|Born||20 May 1920|
|Died||2 November 2008|
|Known for||Stealing the remains of Benito Mussolini|
|Political party||Italian Social Movement|
Grave robbing incident
On the eve of the first anniversary of Italy's liberation from Nazi occupying forces, Leccisi, then a right-wing journalist, and two helpers dug up the corpse from the city's Musocco cemetery and spirited it away.
Leccisi left behind a note that said: "Finally, O Duce, you are with us. We will cover you with roses but the smell of your virtue will overpower those roses."
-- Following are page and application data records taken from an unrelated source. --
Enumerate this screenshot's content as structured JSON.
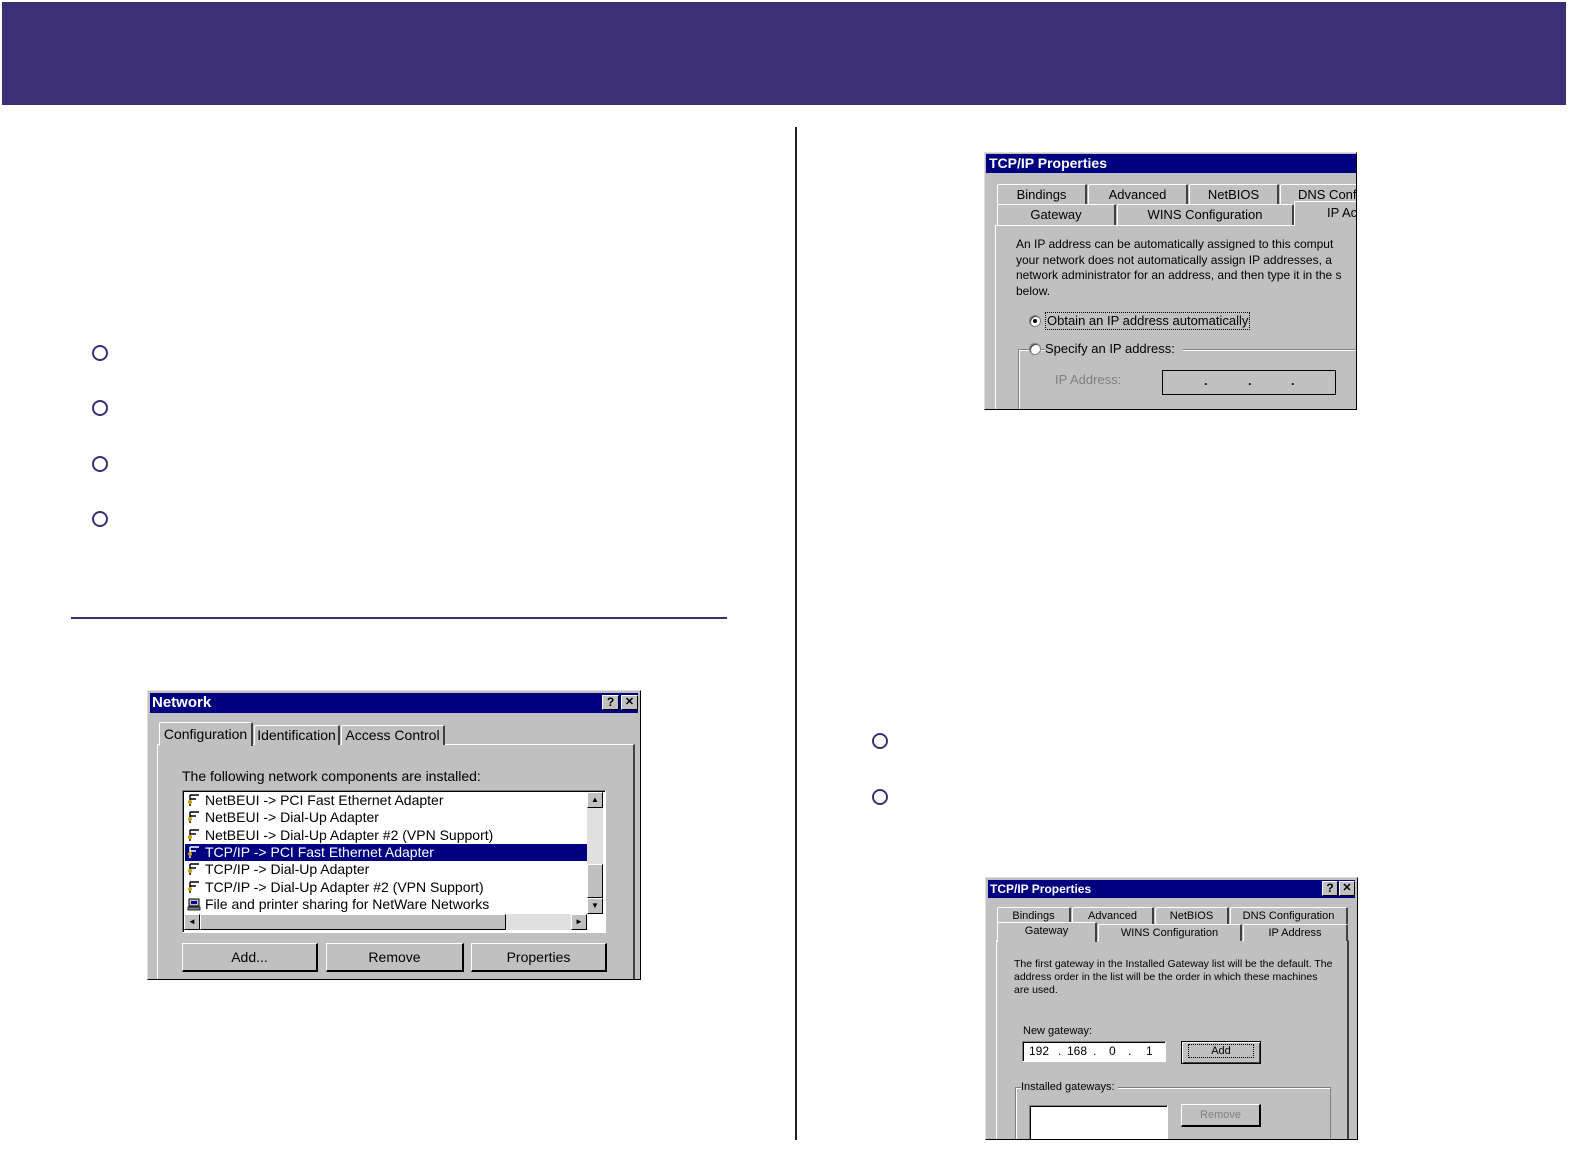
{
  "colors": {
    "accent": "#3c2f78",
    "title_bar": "#000080",
    "dialog_face": "#c0c0c0"
  },
  "network_dialog": {
    "title": "Network",
    "help_glyph": "?",
    "close_glyph": "✕",
    "tabs": [
      "Configuration",
      "Identification",
      "Access Control"
    ],
    "label": "The following network components are installed:",
    "components": [
      {
        "text": "NetBEUI -> PCI Fast Ethernet Adapter",
        "icon": "protocol-icon"
      },
      {
        "text": "NetBEUI -> Dial-Up Adapter",
        "icon": "protocol-icon"
      },
      {
        "text": "NetBEUI -> Dial-Up Adapter #2 (VPN Support)",
        "icon": "protocol-icon"
      },
      {
        "text": "TCP/IP -> PCI Fast Ethernet Adapter",
        "icon": "protocol-icon",
        "selected": true
      },
      {
        "text": "TCP/IP -> Dial-Up Adapter",
        "icon": "protocol-icon"
      },
      {
        "text": "TCP/IP -> Dial-Up Adapter #2 (VPN Support)",
        "icon": "protocol-icon"
      },
      {
        "text": "File and printer sharing for NetWare Networks",
        "icon": "file-sharing-icon"
      }
    ],
    "buttons": {
      "add": "Add...",
      "remove": "Remove",
      "properties": "Properties"
    }
  },
  "tcpip_ip_dialog": {
    "title": "TCP/IP Properties",
    "tabs_row1": [
      "Bindings",
      "Advanced",
      "NetBIOS",
      "DNS Conf"
    ],
    "tabs_row2": [
      "Gateway",
      "WINS Configuration",
      "IP Ac"
    ],
    "description": [
      "An IP address can be automatically assigned to this comput",
      "your network does not automatically assign IP addresses, a",
      "network administrator for an address, and then type it in the s",
      "below."
    ],
    "option_auto": "Obtain an IP address automatically",
    "option_specify": "Specify an IP address:",
    "ip_label": "IP Address:",
    "ip_dots": [
      "."
    ]
  },
  "tcpip_gateway_dialog": {
    "title": "TCP/IP Properties",
    "help_glyph": "?",
    "close_glyph": "✕",
    "tabs_row1": [
      "Bindings",
      "Advanced",
      "NetBIOS",
      "DNS Configuration"
    ],
    "tabs_row2": [
      "Gateway",
      "WINS Configuration",
      "IP Address"
    ],
    "description": [
      "The first gateway in the Installed Gateway list will be the default. The",
      "address order in the list will be the order in which these machines",
      "are used."
    ],
    "new_gateway_label": "New gateway:",
    "gateway_octets": [
      "192",
      "168",
      "0",
      "1"
    ],
    "add_button": "Add",
    "installed_label": "Installed gateways:",
    "remove_button": "Remove"
  }
}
Authorities discovered Mussolini's remains four months later, hidden at a 15th-century monastery at Pavia south of Milan. Two monks were charged with hiding the body.
In 1957 Mussolini found a final resting place at his birthplace in Predappio, northern Italy, after a campaign led by Leccisi and his party.
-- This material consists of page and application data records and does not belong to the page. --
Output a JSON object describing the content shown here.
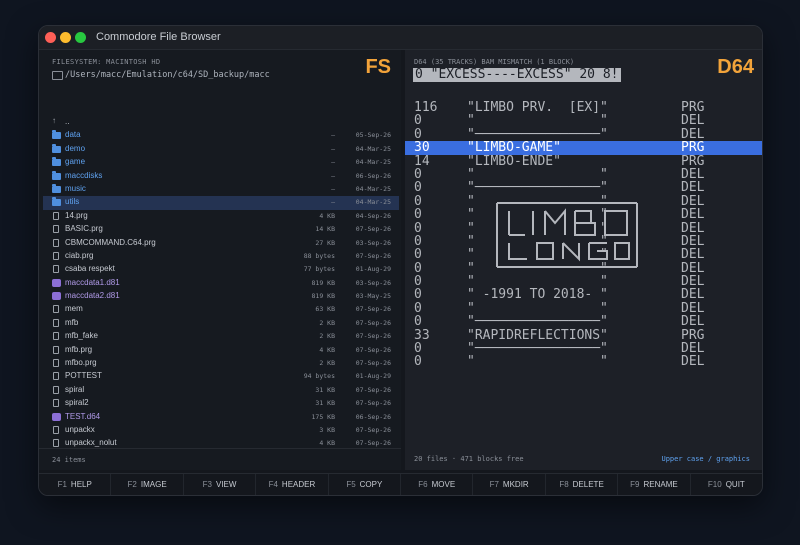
{
  "window": {
    "title": "Commodore File Browser"
  },
  "left_panel": {
    "caption": "FILESYSTEM: MACINTOSH HD",
    "path": "/Users/macc/Emulation/c64/SD_backup/macc",
    "badge": "FS",
    "footer": "24 items",
    "entries": [
      {
        "name": "..",
        "type": "up",
        "size": "",
        "date": ""
      },
      {
        "name": "data",
        "type": "dir",
        "size": "—",
        "date": "05-Sep-26"
      },
      {
        "name": "demo",
        "type": "dir",
        "size": "—",
        "date": "04-Mar-25"
      },
      {
        "name": "game",
        "type": "dir",
        "size": "—",
        "date": "04-Mar-25"
      },
      {
        "name": "maccdisks",
        "type": "dir",
        "size": "—",
        "date": "06-Sep-26"
      },
      {
        "name": "music",
        "type": "dir",
        "size": "—",
        "date": "04-Mar-25"
      },
      {
        "name": "utils",
        "type": "dir",
        "size": "—",
        "date": "04-Mar-25",
        "selected": true
      },
      {
        "name": "14.prg",
        "type": "file",
        "size": "4 KB",
        "date": "04-Sep-26"
      },
      {
        "name": "BASIC.prg",
        "type": "file",
        "size": "14 KB",
        "date": "07-Sep-26"
      },
      {
        "name": "CBMCOMMAND.C64.prg",
        "type": "file",
        "size": "27 KB",
        "date": "03-Sep-26"
      },
      {
        "name": "ciab.prg",
        "type": "file",
        "size": "88 bytes",
        "date": "07-Sep-26"
      },
      {
        "name": "csaba respekt",
        "type": "file",
        "size": "77 bytes",
        "date": "01-Aug-29"
      },
      {
        "name": "maccdata1.d81",
        "type": "disk",
        "size": "819 KB",
        "date": "03-Sep-26"
      },
      {
        "name": "maccdata2.d81",
        "type": "disk",
        "size": "819 KB",
        "date": "03-May-25"
      },
      {
        "name": "mem",
        "type": "file",
        "size": "63 KB",
        "date": "07-Sep-26"
      },
      {
        "name": "mfb",
        "type": "file",
        "size": "2 KB",
        "date": "07-Sep-26"
      },
      {
        "name": "mfb_fake",
        "type": "file",
        "size": "2 KB",
        "date": "07-Sep-26"
      },
      {
        "name": "mfb.prg",
        "type": "file",
        "size": "4 KB",
        "date": "07-Sep-26"
      },
      {
        "name": "mfbo.prg",
        "type": "file",
        "size": "2 KB",
        "date": "07-Sep-26"
      },
      {
        "name": "POTTEST",
        "type": "file",
        "size": "94 bytes",
        "date": "01-Aug-29"
      },
      {
        "name": "spiral",
        "type": "file",
        "size": "31 KB",
        "date": "07-Sep-26"
      },
      {
        "name": "spiral2",
        "type": "file",
        "size": "31 KB",
        "date": "07-Sep-26"
      },
      {
        "name": "TEST.d64",
        "type": "disk",
        "size": "175 KB",
        "date": "06-Sep-26"
      },
      {
        "name": "unpackx",
        "type": "file",
        "size": "3 KB",
        "date": "07-Sep-26"
      },
      {
        "name": "unpackx_nolut",
        "type": "file",
        "size": "4 KB",
        "date": "07-Sep-26"
      }
    ]
  },
  "right_panel": {
    "caption": "D64 (35 TRACKS)  BAM MISMATCH (1 BLOCK)",
    "badge": "D64",
    "disk_header": "0 \"EXCESS----EXCESS\" 20 8!",
    "footer_left": "20 files · 471 blocks free",
    "footer_right": "Upper case / graphics",
    "entries": [
      {
        "blocks": "116",
        "name": "\"LIMBO PRV.  [EX]\"",
        "type": "PRG"
      },
      {
        "blocks": "0",
        "name": "\"                \"",
        "type": "DEL"
      },
      {
        "blocks": "0",
        "name": "\"────────────────\"",
        "type": "DEL"
      },
      {
        "blocks": "30",
        "name": "\"LIMBO-GAME\"",
        "type": "PRG",
        "selected": true
      },
      {
        "blocks": "14",
        "name": "\"LIMBO-ENDE\"",
        "type": "PRG"
      },
      {
        "blocks": "0",
        "name": "\"                \"",
        "type": "DEL"
      },
      {
        "blocks": "0",
        "name": "\"────────────────\"",
        "type": "DEL"
      },
      {
        "blocks": "0",
        "name": "\"                \"",
        "type": "DEL"
      },
      {
        "blocks": "0",
        "name": "\"                \"",
        "type": "DEL"
      },
      {
        "blocks": "0",
        "name": "\"                \"",
        "type": "DEL"
      },
      {
        "blocks": "0",
        "name": "\"                \"",
        "type": "DEL"
      },
      {
        "blocks": "0",
        "name": "\"                \"",
        "type": "DEL"
      },
      {
        "blocks": "0",
        "name": "\"                \"",
        "type": "DEL"
      },
      {
        "blocks": "0",
        "name": "\"                \"",
        "type": "DEL"
      },
      {
        "blocks": "0",
        "name": "\" -1991 TO 2018- \"",
        "type": "DEL"
      },
      {
        "blocks": "0",
        "name": "\"                \"",
        "type": "DEL"
      },
      {
        "blocks": "0",
        "name": "\"────────────────\"",
        "type": "DEL"
      },
      {
        "blocks": "33",
        "name": "\"RAPIDREFLECTIONS\"",
        "type": "PRG"
      },
      {
        "blocks": "0",
        "name": "\"────────────────\"",
        "type": "DEL"
      },
      {
        "blocks": "0",
        "name": "\"                \"",
        "type": "DEL"
      }
    ]
  },
  "function_keys": [
    {
      "key": "F1",
      "label": "HELP"
    },
    {
      "key": "F2",
      "label": "IMAGE"
    },
    {
      "key": "F3",
      "label": "VIEW"
    },
    {
      "key": "F4",
      "label": "HEADER"
    },
    {
      "key": "F5",
      "label": "COPY"
    },
    {
      "key": "F6",
      "label": "MOVE"
    },
    {
      "key": "F7",
      "label": "MKDIR"
    },
    {
      "key": "F8",
      "label": "DELETE"
    },
    {
      "key": "F9",
      "label": "RENAME"
    },
    {
      "key": "F10",
      "label": "QUIT"
    }
  ],
  "colors": {
    "accent_badge": "#f2a33a",
    "selection_right": "#3a6ee0",
    "selection_left": "#243352",
    "folder": "#4f8fde",
    "disk_image": "#8c6fd6"
  }
}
Leccisi served as a parliamentary deputy for the neo-fascist Italian Social Movement from 1953 to 1963. He was also a Milan city councillor and wrote an autobiography, With Mussolini Before and After Piazzale Loreto.
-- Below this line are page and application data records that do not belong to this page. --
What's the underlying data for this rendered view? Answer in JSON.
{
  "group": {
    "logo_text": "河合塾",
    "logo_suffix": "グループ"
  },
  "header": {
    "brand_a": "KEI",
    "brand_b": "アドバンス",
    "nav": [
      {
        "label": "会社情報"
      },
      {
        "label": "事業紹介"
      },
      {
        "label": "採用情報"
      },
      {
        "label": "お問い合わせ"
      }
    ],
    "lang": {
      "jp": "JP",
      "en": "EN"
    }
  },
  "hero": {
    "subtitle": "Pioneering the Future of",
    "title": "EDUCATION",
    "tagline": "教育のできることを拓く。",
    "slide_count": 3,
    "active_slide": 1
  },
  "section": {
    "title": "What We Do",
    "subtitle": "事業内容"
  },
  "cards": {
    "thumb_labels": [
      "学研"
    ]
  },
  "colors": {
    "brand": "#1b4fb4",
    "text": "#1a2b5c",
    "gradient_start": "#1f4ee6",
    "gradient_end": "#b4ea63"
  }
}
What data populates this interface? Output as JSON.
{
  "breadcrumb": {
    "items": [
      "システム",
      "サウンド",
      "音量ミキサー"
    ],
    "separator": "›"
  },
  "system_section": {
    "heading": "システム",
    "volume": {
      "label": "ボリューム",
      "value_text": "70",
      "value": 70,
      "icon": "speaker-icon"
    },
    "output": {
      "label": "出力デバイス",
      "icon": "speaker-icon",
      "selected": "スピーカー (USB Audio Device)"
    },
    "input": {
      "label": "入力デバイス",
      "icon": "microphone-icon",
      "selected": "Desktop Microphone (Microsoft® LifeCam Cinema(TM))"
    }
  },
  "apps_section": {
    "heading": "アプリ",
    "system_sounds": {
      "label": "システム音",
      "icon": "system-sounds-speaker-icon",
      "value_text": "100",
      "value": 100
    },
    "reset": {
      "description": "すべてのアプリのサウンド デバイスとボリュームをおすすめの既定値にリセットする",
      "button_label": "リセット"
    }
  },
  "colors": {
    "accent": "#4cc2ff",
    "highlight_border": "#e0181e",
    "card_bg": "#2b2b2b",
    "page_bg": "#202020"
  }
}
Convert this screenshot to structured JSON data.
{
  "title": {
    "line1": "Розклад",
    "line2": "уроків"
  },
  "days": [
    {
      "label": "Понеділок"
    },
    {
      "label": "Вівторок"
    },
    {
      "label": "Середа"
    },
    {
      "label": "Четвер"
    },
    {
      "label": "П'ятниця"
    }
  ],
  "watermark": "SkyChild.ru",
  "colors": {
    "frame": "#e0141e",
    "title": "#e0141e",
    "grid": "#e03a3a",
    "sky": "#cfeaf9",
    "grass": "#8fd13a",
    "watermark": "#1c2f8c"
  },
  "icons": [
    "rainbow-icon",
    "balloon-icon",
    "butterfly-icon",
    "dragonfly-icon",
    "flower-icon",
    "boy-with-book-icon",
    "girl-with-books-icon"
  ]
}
- Hevesi, Dennis. "Domenico Leccisi, Italian Political Figure, Dies at 88", The New York Times, November 5, 2008. Accessed November 5, 2008.
|This article about an Italian politician is a stub. You can help Wikipedia by expanding it.|